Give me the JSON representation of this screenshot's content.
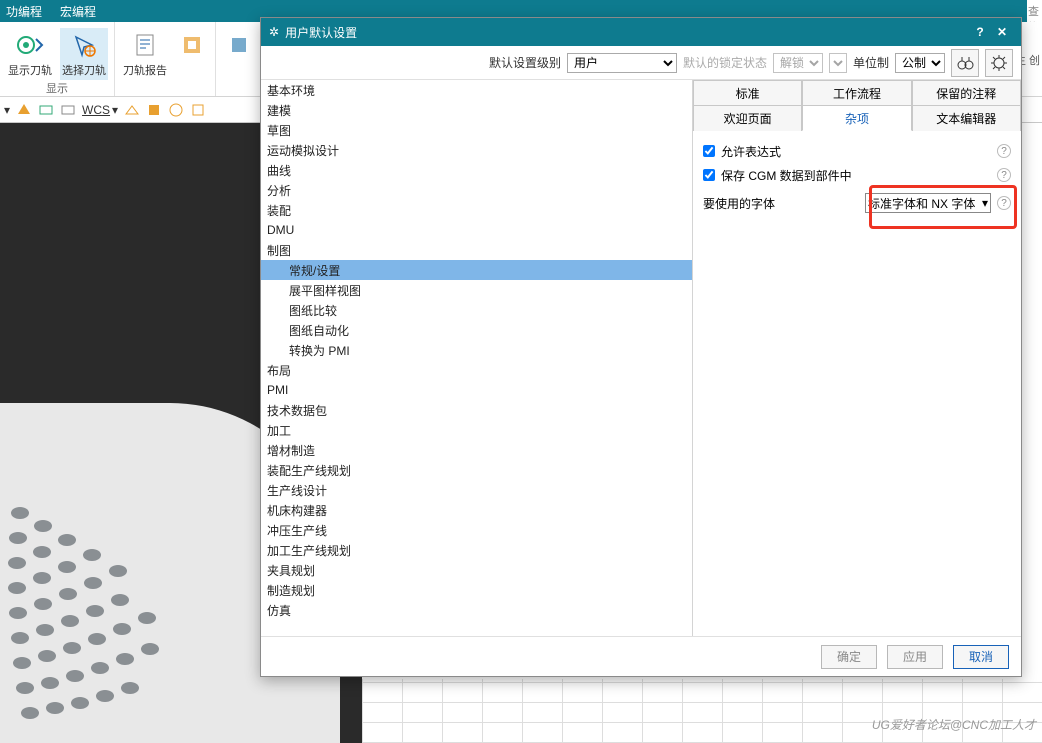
{
  "menubar": {
    "items": [
      "功编程",
      "宏编程"
    ]
  },
  "search_placeholder": "查找",
  "ribbon": {
    "group1": {
      "btn1": "显示刀轨",
      "btn2": "选择刀轨",
      "label": "显示"
    },
    "group2": {
      "btn1": "刀轨报告"
    },
    "right_label": "主 创"
  },
  "toolbar2": {
    "wcs": "WCS"
  },
  "dialog": {
    "title": "用户默认设置",
    "row": {
      "level_label": "默认设置级别",
      "level_value": "用户",
      "lock_label": "默认的锁定状态",
      "lock_value": "解锁",
      "unit_label": "单位制",
      "unit_value": "公制"
    },
    "tree": [
      {
        "l": 0,
        "t": "基本环境"
      },
      {
        "l": 0,
        "t": "建模"
      },
      {
        "l": 0,
        "t": "草图"
      },
      {
        "l": 0,
        "t": "运动模拟设计"
      },
      {
        "l": 0,
        "t": "曲线"
      },
      {
        "l": 0,
        "t": "分析"
      },
      {
        "l": 0,
        "t": "装配"
      },
      {
        "l": 0,
        "t": "DMU"
      },
      {
        "l": 0,
        "t": "制图"
      },
      {
        "l": 1,
        "t": "常规/设置",
        "sel": true
      },
      {
        "l": 1,
        "t": "展平图样视图"
      },
      {
        "l": 1,
        "t": "图纸比较"
      },
      {
        "l": 1,
        "t": "图纸自动化"
      },
      {
        "l": 1,
        "t": "转换为 PMI"
      },
      {
        "l": 0,
        "t": "布局"
      },
      {
        "l": 0,
        "t": "PMI"
      },
      {
        "l": 0,
        "t": "技术数据包"
      },
      {
        "l": 0,
        "t": "加工"
      },
      {
        "l": 0,
        "t": "增材制造"
      },
      {
        "l": 0,
        "t": "装配生产线规划"
      },
      {
        "l": 0,
        "t": "生产线设计"
      },
      {
        "l": 0,
        "t": "机床构建器"
      },
      {
        "l": 0,
        "t": "冲压生产线"
      },
      {
        "l": 0,
        "t": "加工生产线规划"
      },
      {
        "l": 0,
        "t": "夹具规划"
      },
      {
        "l": 0,
        "t": "制造规划"
      },
      {
        "l": 0,
        "t": "仿真"
      }
    ],
    "tabs": [
      "标准",
      "工作流程",
      "保留的注释",
      "欢迎页面",
      "杂项",
      "文本编辑器"
    ],
    "active_tab": 4,
    "opts": {
      "allow_expr": "允许表达式",
      "save_cgm": "保存 CGM 数据到部件中",
      "font_label": "要使用的字体",
      "font_value": "标准字体和 NX 字体"
    },
    "buttons": {
      "ok": "确定",
      "apply": "应用",
      "cancel": "取消"
    }
  },
  "watermark": "UG爱好者论坛@CNC加工人才"
}
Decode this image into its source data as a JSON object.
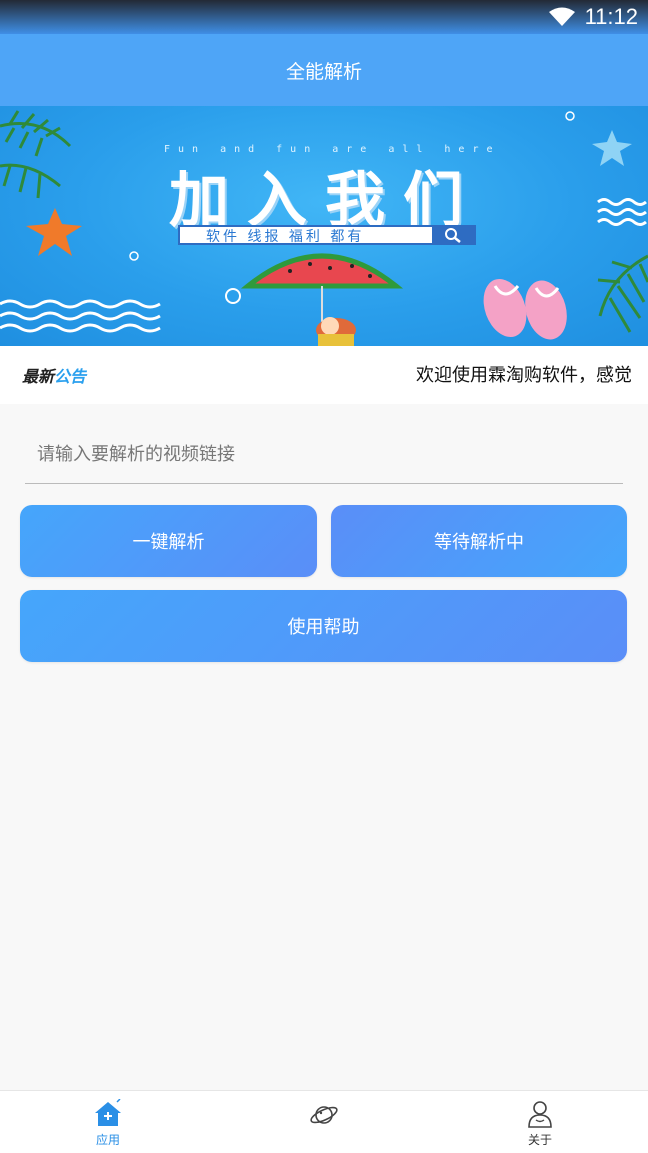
{
  "status_bar": {
    "time": "11:12"
  },
  "header": {
    "title": "全能解析"
  },
  "banner": {
    "subtitle": "Fun and fun are all here",
    "title": "加入我们",
    "search_text": "软件 线报 福利 都有"
  },
  "notice": {
    "label_a": "最新",
    "label_b": "公告",
    "text": "欢迎使用霖淘购软件，感觉"
  },
  "form": {
    "input_placeholder": "请输入要解析的视频链接",
    "input_value": ""
  },
  "buttons": {
    "parse": "一键解析",
    "waiting": "等待解析中",
    "help": "使用帮助"
  },
  "tabbar": {
    "items": [
      {
        "label": "应用",
        "icon": "home-icon",
        "active": true
      },
      {
        "label": "",
        "icon": "planet-icon",
        "active": false
      },
      {
        "label": "关于",
        "icon": "user-icon",
        "active": false
      }
    ],
    "active_color": "#2a8fe6"
  },
  "colors": {
    "header": "#4ea5f7",
    "button": "#4d9cfa"
  }
}
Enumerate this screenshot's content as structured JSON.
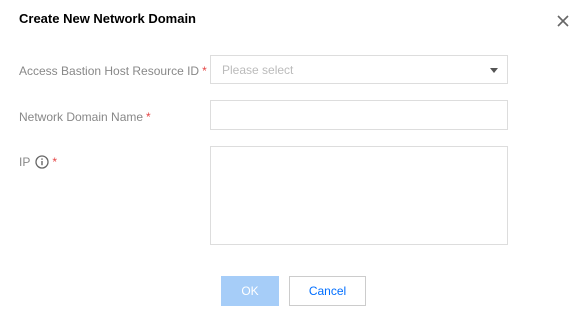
{
  "dialog": {
    "title": "Create New Network Domain",
    "close_icon": "close-icon"
  },
  "form": {
    "resource_id": {
      "label": "Access Bastion Host Resource ID",
      "required_mark": "*",
      "placeholder": "Please select",
      "icon": "chevron-down-icon"
    },
    "domain_name": {
      "label": "Network Domain Name",
      "required_mark": "*",
      "value": ""
    },
    "ip": {
      "label": "IP",
      "required_mark": "*",
      "info_icon": "info-icon",
      "value": ""
    }
  },
  "buttons": {
    "ok_label": "OK",
    "cancel_label": "Cancel"
  },
  "colors": {
    "primary_disabled": "#a6cdf8",
    "link": "#006eff",
    "required": "#e54545",
    "label": "#888888",
    "border": "#dddddd"
  }
}
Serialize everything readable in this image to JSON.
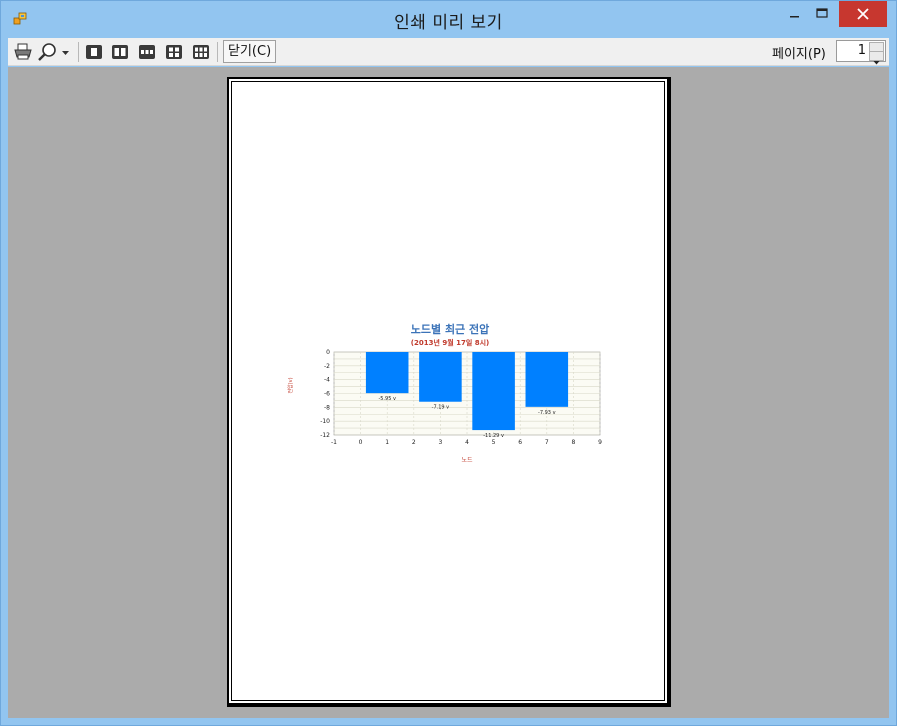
{
  "window": {
    "title": "인쇄 미리 보기",
    "minimize_glyph": "–",
    "maximize_glyph": "□",
    "close_glyph": "✕"
  },
  "toolbar": {
    "print_icon": "printer-icon",
    "zoom_icon": "magnifier-icon",
    "page_layout_icons": [
      "one-page-icon",
      "two-pages-icon",
      "three-pages-icon",
      "four-pages-icon",
      "six-pages-icon"
    ],
    "close_label": "닫기(C)",
    "page_label": "페이지(P)",
    "page_value": "1"
  },
  "colors": {
    "bar": "#0080ff",
    "title": "#3b73b8",
    "accent_red": "#c0392b",
    "close_button": "#c7372f"
  },
  "chart_data": {
    "type": "bar",
    "title": "노드별 최근 전압",
    "subtitle": "(2013년 9월 17일 8시)",
    "xlabel": "노드",
    "ylabel": "전압(v)",
    "xlim": [
      -1,
      9
    ],
    "ylim": [
      -12,
      0
    ],
    "xticks": [
      "-1",
      "0",
      "1",
      "2",
      "3",
      "4",
      "5",
      "6",
      "7",
      "8",
      "9"
    ],
    "yticks": [
      "0",
      "-2",
      "-4",
      "-6",
      "-8",
      "-10",
      "-12"
    ],
    "grid": true,
    "legend": "none",
    "bars": [
      {
        "x": 1,
        "value": -5.95,
        "label": "-5.95 v"
      },
      {
        "x": 3,
        "value": -7.19,
        "label": "-7.19 v"
      },
      {
        "x": 5,
        "value": -11.29,
        "label": "-11.29 v"
      },
      {
        "x": 7,
        "value": -7.93,
        "label": "-7.93 v"
      }
    ]
  }
}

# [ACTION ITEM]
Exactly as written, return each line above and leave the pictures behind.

# [ANSWER TO THIS PROBLEM]
Give me the JSON representation of this screenshot's content.
{
  "menubar": {
    "items": [
      "功编程",
      "宏编程"
    ]
  },
  "search_placeholder": "查找",
  "ribbon": {
    "group1": {
      "btn1": "显示刀轨",
      "btn2": "选择刀轨",
      "label": "显示"
    },
    "group2": {
      "btn1": "刀轨报告"
    },
    "right_label": "主 创"
  },
  "toolbar2": {
    "wcs": "WCS"
  },
  "dialog": {
    "title": "用户默认设置",
    "row": {
      "level_label": "默认设置级别",
      "level_value": "用户",
      "lock_label": "默认的锁定状态",
      "lock_value": "解锁",
      "unit_label": "单位制",
      "unit_value": "公制"
    },
    "tree": [
      {
        "l": 0,
        "t": "基本环境"
      },
      {
        "l": 0,
        "t": "建模"
      },
      {
        "l": 0,
        "t": "草图"
      },
      {
        "l": 0,
        "t": "运动模拟设计"
      },
      {
        "l": 0,
        "t": "曲线"
      },
      {
        "l": 0,
        "t": "分析"
      },
      {
        "l": 0,
        "t": "装配"
      },
      {
        "l": 0,
        "t": "DMU"
      },
      {
        "l": 0,
        "t": "制图"
      },
      {
        "l": 1,
        "t": "常规/设置",
        "sel": true
      },
      {
        "l": 1,
        "t": "展平图样视图"
      },
      {
        "l": 1,
        "t": "图纸比较"
      },
      {
        "l": 1,
        "t": "图纸自动化"
      },
      {
        "l": 1,
        "t": "转换为 PMI"
      },
      {
        "l": 0,
        "t": "布局"
      },
      {
        "l": 0,
        "t": "PMI"
      },
      {
        "l": 0,
        "t": "技术数据包"
      },
      {
        "l": 0,
        "t": "加工"
      },
      {
        "l": 0,
        "t": "增材制造"
      },
      {
        "l": 0,
        "t": "装配生产线规划"
      },
      {
        "l": 0,
        "t": "生产线设计"
      },
      {
        "l": 0,
        "t": "机床构建器"
      },
      {
        "l": 0,
        "t": "冲压生产线"
      },
      {
        "l": 0,
        "t": "加工生产线规划"
      },
      {
        "l": 0,
        "t": "夹具规划"
      },
      {
        "l": 0,
        "t": "制造规划"
      },
      {
        "l": 0,
        "t": "仿真"
      }
    ],
    "tabs": [
      "标准",
      "工作流程",
      "保留的注释",
      "欢迎页面",
      "杂项",
      "文本编辑器"
    ],
    "active_tab": 4,
    "opts": {
      "allow_expr": "允许表达式",
      "save_cgm": "保存 CGM 数据到部件中",
      "font_label": "要使用的字体",
      "font_value": "标准字体和 NX 字体"
    },
    "buttons": {
      "ok": "确定",
      "apply": "应用",
      "cancel": "取消"
    }
  },
  "watermark": "UG爱好者论坛@CNC加工人才"
}
Decode this image into its source data as a JSON object.
{
  "status_bar": {
    "time": "11:12"
  },
  "header": {
    "title": "全能解析"
  },
  "banner": {
    "subtitle": "Fun and fun are all here",
    "title": "加入我们",
    "search_text": "软件 线报 福利 都有"
  },
  "notice": {
    "label_a": "最新",
    "label_b": "公告",
    "text": "欢迎使用霖淘购软件，感觉"
  },
  "form": {
    "input_placeholder": "请输入要解析的视频链接",
    "input_value": ""
  },
  "buttons": {
    "parse": "一键解析",
    "waiting": "等待解析中",
    "help": "使用帮助"
  },
  "tabbar": {
    "items": [
      {
        "label": "应用",
        "icon": "home-icon",
        "active": true
      },
      {
        "label": "",
        "icon": "planet-icon",
        "active": false
      },
      {
        "label": "关于",
        "icon": "user-icon",
        "active": false
      }
    ],
    "active_color": "#2a8fe6"
  },
  "colors": {
    "header": "#4ea5f7",
    "button": "#4d9cfa"
  }
}
Enumerate this screenshot's content as structured JSON.
{
  "dialog": {
    "title": "Create New Network Domain",
    "close_icon": "close-icon"
  },
  "form": {
    "resource_id": {
      "label": "Access Bastion Host Resource ID",
      "required_mark": "*",
      "placeholder": "Please select",
      "icon": "chevron-down-icon"
    },
    "domain_name": {
      "label": "Network Domain Name",
      "required_mark": "*",
      "value": ""
    },
    "ip": {
      "label": "IP",
      "required_mark": "*",
      "info_icon": "info-icon",
      "value": ""
    }
  },
  "buttons": {
    "ok_label": "OK",
    "cancel_label": "Cancel"
  },
  "colors": {
    "primary_disabled": "#a6cdf8",
    "link": "#006eff",
    "required": "#e54545",
    "label": "#888888",
    "border": "#dddddd"
  }
}
Serialize everything readable in this image to JSON.
{
  "window": {
    "title": "인쇄 미리 보기",
    "minimize_glyph": "–",
    "maximize_glyph": "□",
    "close_glyph": "✕"
  },
  "toolbar": {
    "print_icon": "printer-icon",
    "zoom_icon": "magnifier-icon",
    "page_layout_icons": [
      "one-page-icon",
      "two-pages-icon",
      "three-pages-icon",
      "four-pages-icon",
      "six-pages-icon"
    ],
    "close_label": "닫기(C)",
    "page_label": "페이지(P)",
    "page_value": "1"
  },
  "colors": {
    "bar": "#0080ff",
    "title": "#3b73b8",
    "accent_red": "#c0392b",
    "close_button": "#c7372f"
  },
  "chart_data": {
    "type": "bar",
    "title": "노드별 최근 전압",
    "subtitle": "(2013년 9월 17일 8시)",
    "xlabel": "노드",
    "ylabel": "전압(v)",
    "xlim": [
      -1,
      9
    ],
    "ylim": [
      -12,
      0
    ],
    "xticks": [
      "-1",
      "0",
      "1",
      "2",
      "3",
      "4",
      "5",
      "6",
      "7",
      "8",
      "9"
    ],
    "yticks": [
      "0",
      "-2",
      "-4",
      "-6",
      "-8",
      "-10",
      "-12"
    ],
    "grid": true,
    "legend": "none",
    "bars": [
      {
        "x": 1,
        "value": -5.95,
        "label": "-5.95 v"
      },
      {
        "x": 3,
        "value": -7.19,
        "label": "-7.19 v"
      },
      {
        "x": 5,
        "value": -11.29,
        "label": "-11.29 v"
      },
      {
        "x": 7,
        "value": -7.93,
        "label": "-7.93 v"
      }
    ]
  }
}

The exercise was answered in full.